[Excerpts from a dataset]
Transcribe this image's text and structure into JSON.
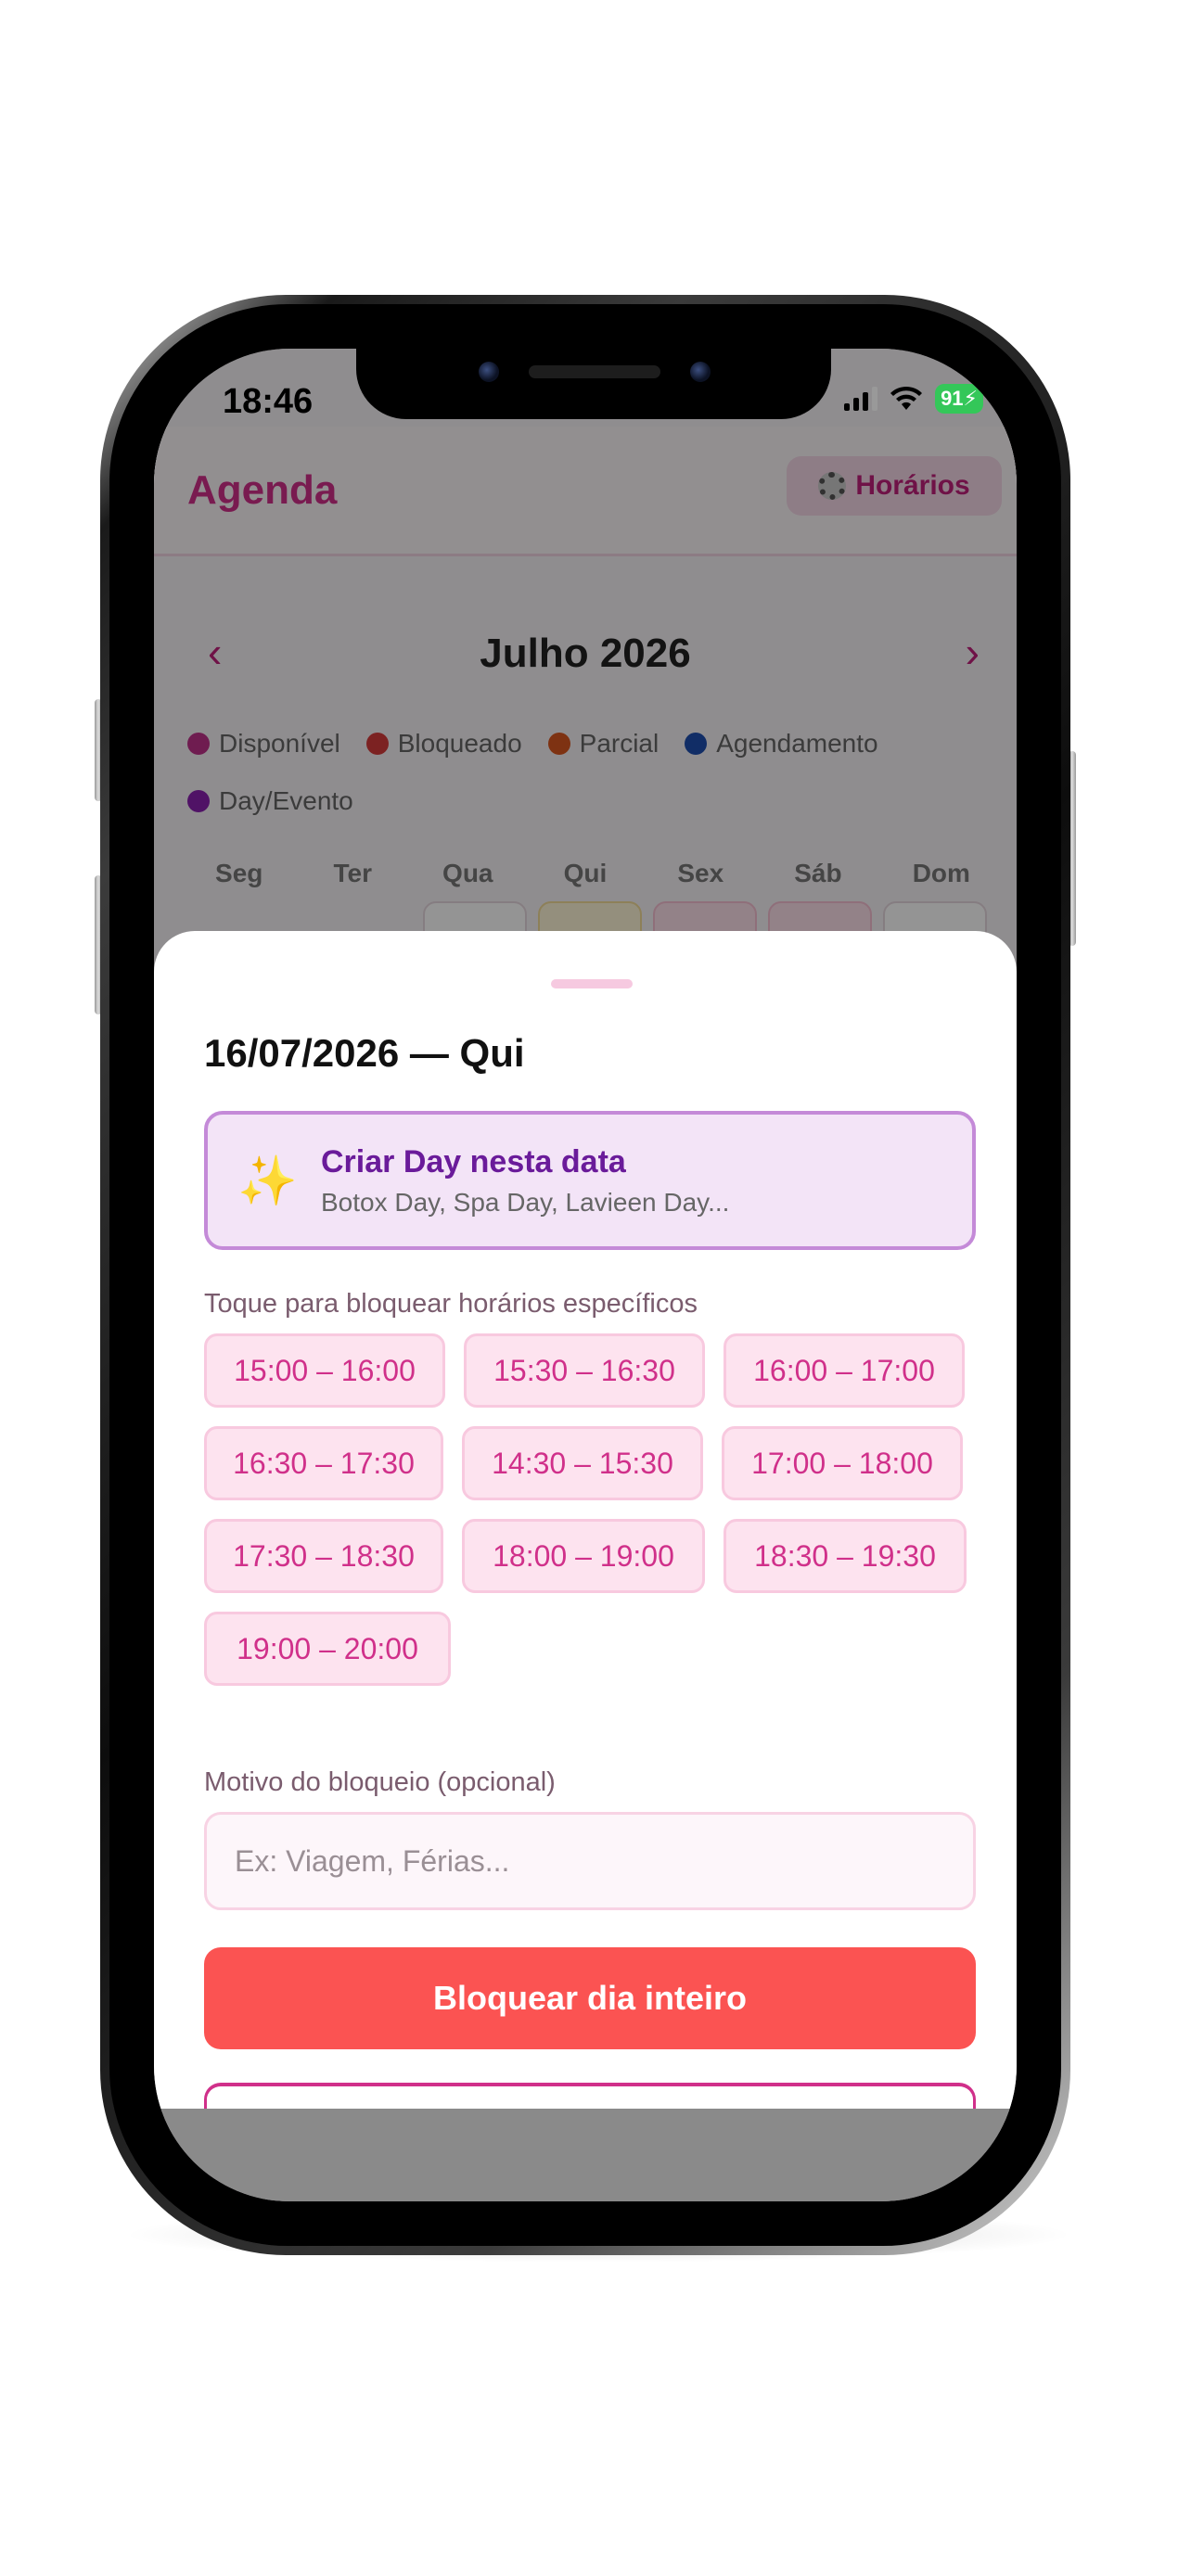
{
  "status_bar": {
    "time": "18:46",
    "battery": "91"
  },
  "header": {
    "title": "Agenda",
    "hours_button": "Horários"
  },
  "calendar": {
    "prev_arrow": "‹",
    "next_arrow": "›",
    "month_title": "Julho 2026",
    "legend": [
      {
        "label": "Disponível",
        "color": "#c0318a"
      },
      {
        "label": "Bloqueado",
        "color": "#d63b3b"
      },
      {
        "label": "Parcial",
        "color": "#d9571f"
      },
      {
        "label": "Agendamento",
        "color": "#1e4fb0"
      },
      {
        "label": "Day/Evento",
        "color": "#8a1fb0"
      }
    ],
    "weekdays": [
      "Seg",
      "Ter",
      "Qua",
      "Qui",
      "Sex",
      "Sáb",
      "Dom"
    ]
  },
  "sheet": {
    "title": "16/07/2026 — Qui",
    "create_day": {
      "icon": "sparkles-icon",
      "title": "Criar Day nesta data",
      "subtitle": "Botox Day, Spa Day, Lavieen Day..."
    },
    "slots_label": "Toque para bloquear horários específicos",
    "slots": [
      "15:00 – 16:00",
      "15:30 – 16:30",
      "16:00 – 17:00",
      "16:30 – 17:30",
      "14:30 – 15:30",
      "17:00 – 18:00",
      "17:30 – 18:30",
      "18:00 – 19:00",
      "18:30 – 19:30",
      "19:00 – 20:00"
    ],
    "reason_label": "Motivo do bloqueio (opcional)",
    "reason_placeholder": "Ex: Viagem, Férias...",
    "reason_value": "",
    "block_button": "Bloquear dia inteiro"
  },
  "colors": {
    "brand": "#d0308a",
    "danger": "#fb5352",
    "day_event": "#6a1b9a"
  }
}
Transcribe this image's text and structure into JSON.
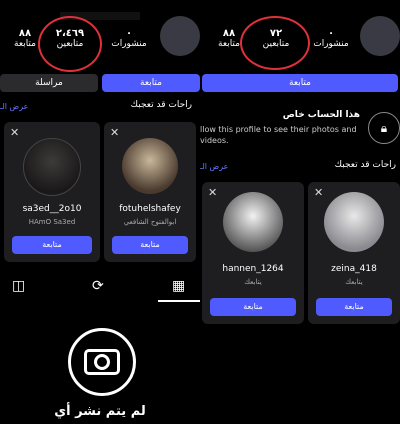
{
  "left": {
    "stats": {
      "posts_count": "٠",
      "posts_label": "منشورات",
      "followers_count": "٢،٤٦٩",
      "followers_label": "متابعين",
      "following_count": "٨٨",
      "following_label": "متابعة"
    },
    "buttons": {
      "message": "مراسلة",
      "follow": "متابعة"
    },
    "suggested": {
      "title": "راحات قد تعجبك",
      "see_all": "عرض الـ"
    },
    "cards": [
      {
        "username": "fotuhelshafey",
        "subtitle": "ابوالفتوح الشافعي",
        "button": "متابعة"
      },
      {
        "username": "sa3ed__2o10",
        "subtitle": "HAmO Sa3ed",
        "button": "متابعة"
      }
    ],
    "empty": {
      "text": "لم يتم نشر أي"
    }
  },
  "right": {
    "stats": {
      "posts_count": "٠",
      "posts_label": "منشورات",
      "followers_count": "٧٢",
      "followers_label": "متابعين",
      "following_count": "٨٨",
      "following_label": "متابعة"
    },
    "buttons": {
      "follow": "متابعة"
    },
    "private": {
      "title": "هذا الحساب خاص",
      "text": "llow this profile to see their photos and videos."
    },
    "suggested": {
      "title": "راحات قد تعجبك",
      "see_all": "عرض الـ"
    },
    "cards": [
      {
        "username": "zeina_418",
        "subtitle": "يتابعك",
        "button": "متابعة"
      },
      {
        "username": "hannen_1264",
        "subtitle": "يتابعك",
        "button": "متابعة"
      }
    ]
  },
  "colors": {
    "accent": "#4f5bff",
    "annotation": "#e0303a",
    "card_bg": "#1e1e20"
  }
}
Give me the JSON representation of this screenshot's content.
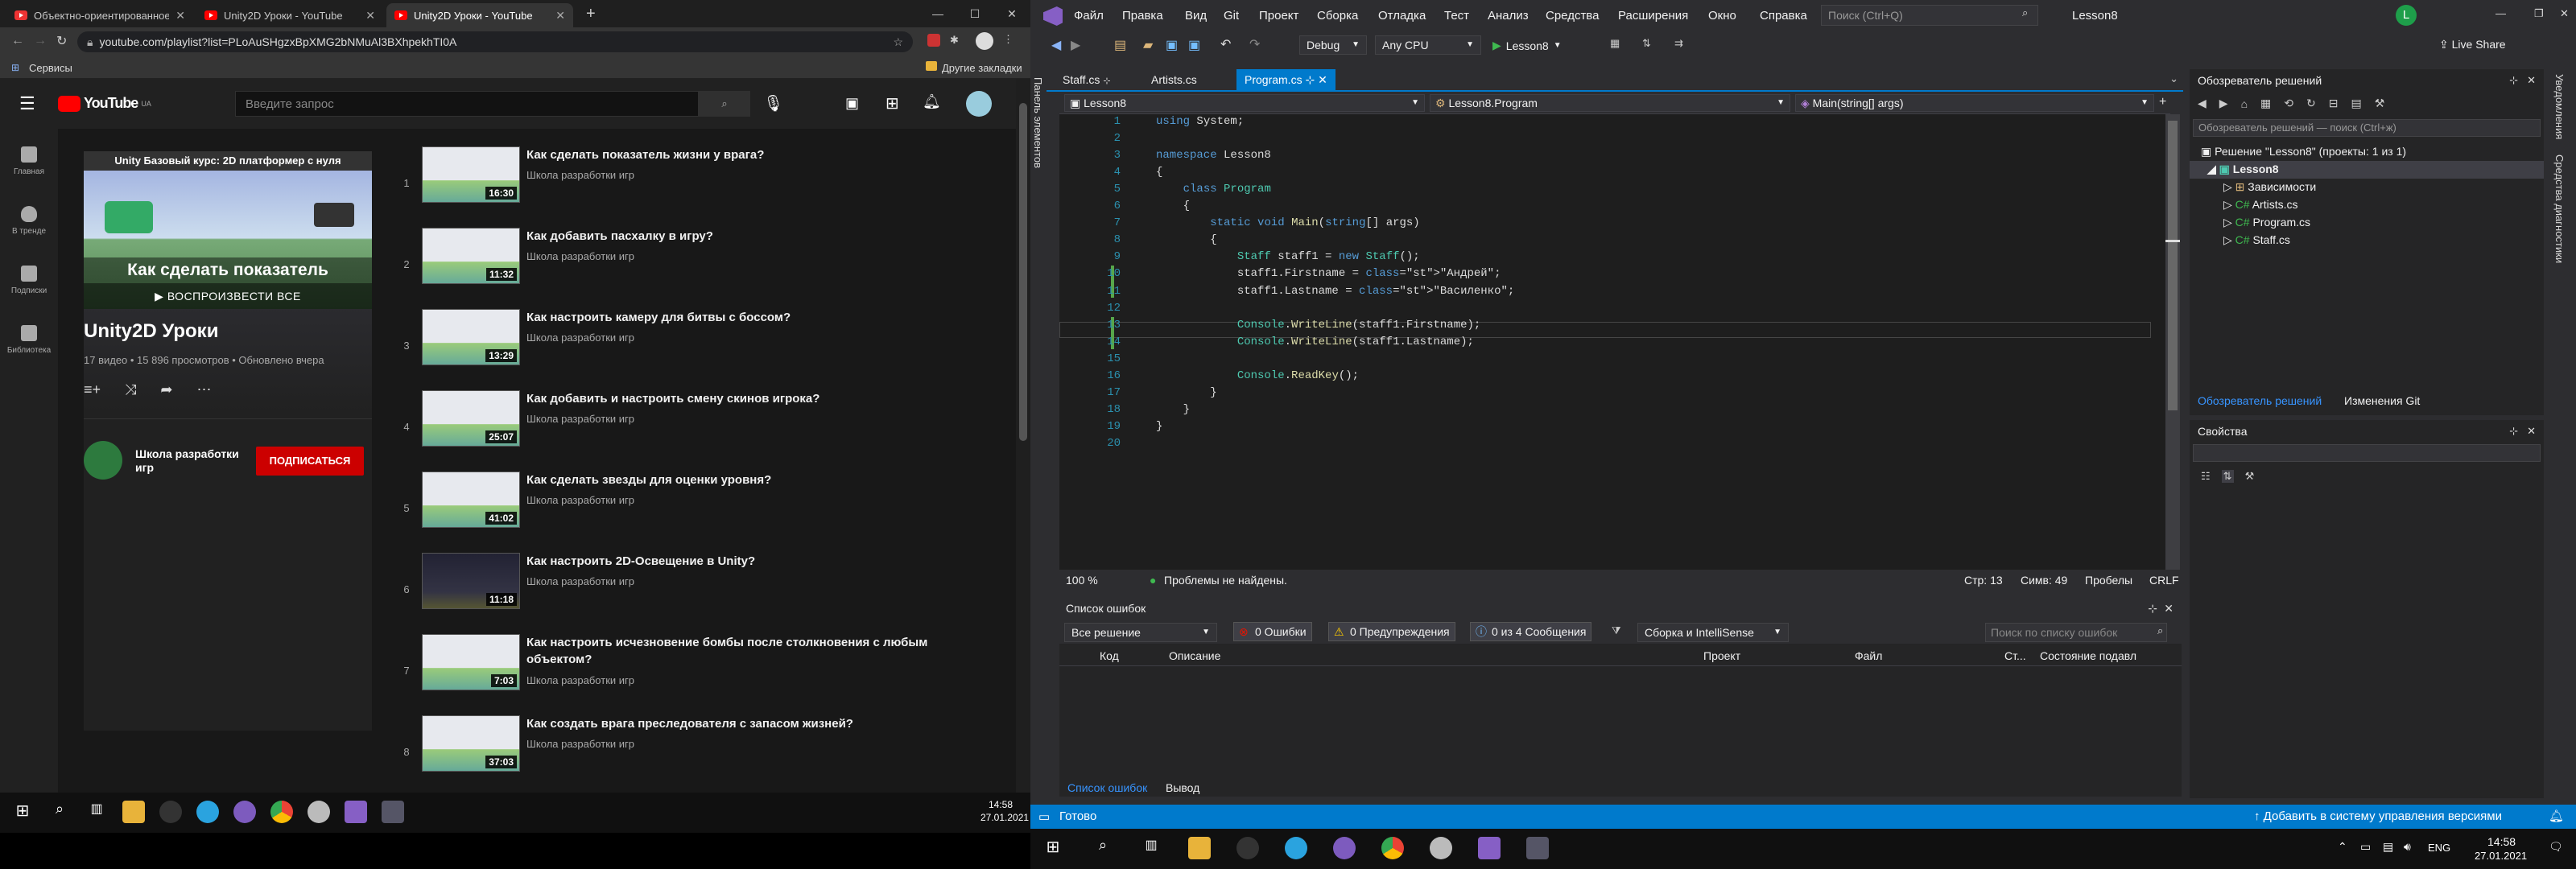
{
  "chrome": {
    "tabs": [
      {
        "title": "Объектно-ориентированное пр",
        "active": false
      },
      {
        "title": "Unity2D Уроки - YouTube",
        "active": false
      },
      {
        "title": "Unity2D Уроки - YouTube",
        "active": true
      }
    ],
    "new_tab": "+",
    "url": "youtube.com/playlist?list=PLoAuSHgzxBpXMG2bNMuAl3BXhpekhTI0A",
    "bookmarks_apps": "Сервисы",
    "bookmarks_other": "Другие закладки"
  },
  "youtube": {
    "logo": "YouTube",
    "logo_region": "UA",
    "search_placeholder": "Введите запрос",
    "sidebar": [
      {
        "label": "Главная"
      },
      {
        "label": "В тренде"
      },
      {
        "label": "Подписки"
      },
      {
        "label": "Библиотека"
      }
    ],
    "playlist": {
      "thumb_title": "Unity Базовый курс: 2D платформер с нуля",
      "thumb_caption": "Как сделать показатель",
      "play_all": "▶ ВОСПРОИЗВЕСТИ ВСЕ",
      "title": "Unity2D Уроки",
      "meta": "17 видео • 15 896 просмотров • Обновлено вчера",
      "channel": "Школа разработки игр",
      "subscribe": "ПОДПИСАТЬСЯ"
    },
    "videos": [
      {
        "n": "1",
        "title": "Как сделать показатель жизни у врага?",
        "channel": "Школа разработки игр",
        "duration": "16:30"
      },
      {
        "n": "2",
        "title": "Как добавить пасхалку в игру?",
        "channel": "Школа разработки игр",
        "duration": "11:32"
      },
      {
        "n": "3",
        "title": "Как настроить камеру для битвы с боссом?",
        "channel": "Школа разработки игр",
        "duration": "13:29"
      },
      {
        "n": "4",
        "title": "Как добавить и настроить смену скинов игрока?",
        "channel": "Школа разработки игр",
        "duration": "25:07"
      },
      {
        "n": "5",
        "title": "Как сделать звезды для оценки уровня?",
        "channel": "Школа разработки игр",
        "duration": "41:02"
      },
      {
        "n": "6",
        "title": "Как настроить 2D-Освещение в Unity?",
        "channel": "Школа разработки игр",
        "duration": "11:18"
      },
      {
        "n": "7",
        "title": "Как настроить исчезновение бомбы после столкновения с любым объектом?",
        "channel": "Школа разработки игр",
        "duration": "7:03"
      },
      {
        "n": "8",
        "title": "Как создать врага преследователя с запасом жизней?",
        "channel": "Школа разработки игр",
        "duration": "37:03"
      }
    ]
  },
  "taskbar_left": {
    "time": "14:58",
    "date": "27.01.2021"
  },
  "vs": {
    "menu": [
      "Файл",
      "Правка",
      "Вид",
      "Git",
      "Проект",
      "Сборка",
      "Отладка",
      "Тест",
      "Анализ",
      "Средства",
      "Расширения",
      "Окно",
      "Справка"
    ],
    "search_placeholder": "Поиск (Ctrl+Q)",
    "solution_name": "Lesson8",
    "user_initial": "L",
    "config": "Debug",
    "platform": "Any CPU",
    "run_label": "Lesson8",
    "live_share": "Live Share",
    "tabs": [
      {
        "label": "Staff.cs",
        "active": false
      },
      {
        "label": "Artists.cs",
        "active": false
      },
      {
        "label": "Program.cs",
        "active": true
      }
    ],
    "nav": {
      "project": "Lesson8",
      "class": "Lesson8.Program",
      "member": "Main(string[] args)"
    },
    "code_lines": [
      "using System;",
      "",
      "namespace Lesson8",
      "{",
      "    class Program",
      "    {",
      "        static void Main(string[] args)",
      "        {",
      "            Staff staff1 = new Staff();",
      "            staff1.Firstname = \"Андрей\";",
      "            staff1.Lastname = \"Василенко\";",
      "",
      "            Console.WriteLine(staff1.Firstname);",
      "            Console.WriteLine(staff1.Lastname);",
      "",
      "            Console.ReadKey();",
      "        }",
      "    }",
      "}",
      ""
    ],
    "editor_status": {
      "zoom": "100 %",
      "issues": "Проблемы не найдены.",
      "line": "Стр: 13",
      "col": "Симв: 49",
      "ws": "Пробелы",
      "eol": "CRLF"
    },
    "error_list": {
      "title": "Список ошибок",
      "scope": "Все решение",
      "errors": "0 Ошибки",
      "warnings": "0 Предупреждения",
      "messages": "0 из 4 Сообщения",
      "build": "Сборка и IntelliSense",
      "search_placeholder": "Поиск по списку ошибок",
      "columns": [
        "Код",
        "Описание",
        "Проект",
        "Файл",
        "Ст...",
        "Состояние подавл"
      ]
    },
    "bottom_tabs": [
      "Список ошибок",
      "Вывод"
    ],
    "solution_explorer": {
      "title": "Обозреватель решений",
      "search_placeholder": "Обозреватель решений — поиск (Ctrl+ж)",
      "root": "Решение \"Lesson8\" (проекты: 1 из 1)",
      "project": "Lesson8",
      "items": [
        "Зависимости",
        "Artists.cs",
        "Program.cs",
        "Staff.cs"
      ],
      "tab_solution": "Обозреватель решений",
      "tab_git": "Изменения Git"
    },
    "properties_title": "Свойства",
    "right_side": [
      "Уведомления",
      "Средства диагностики"
    ],
    "left_side": "Панель элементов",
    "status_ready": "Готово",
    "status_vcs": "↑ Добавить в систему управления версиями"
  },
  "taskbar_right": {
    "lang": "ENG",
    "time": "14:58",
    "date": "27.01.2021"
  }
}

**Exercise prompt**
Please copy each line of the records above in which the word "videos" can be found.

**Answer section**
      "text": "llow this profile to see their photos and videos."
    "videos": [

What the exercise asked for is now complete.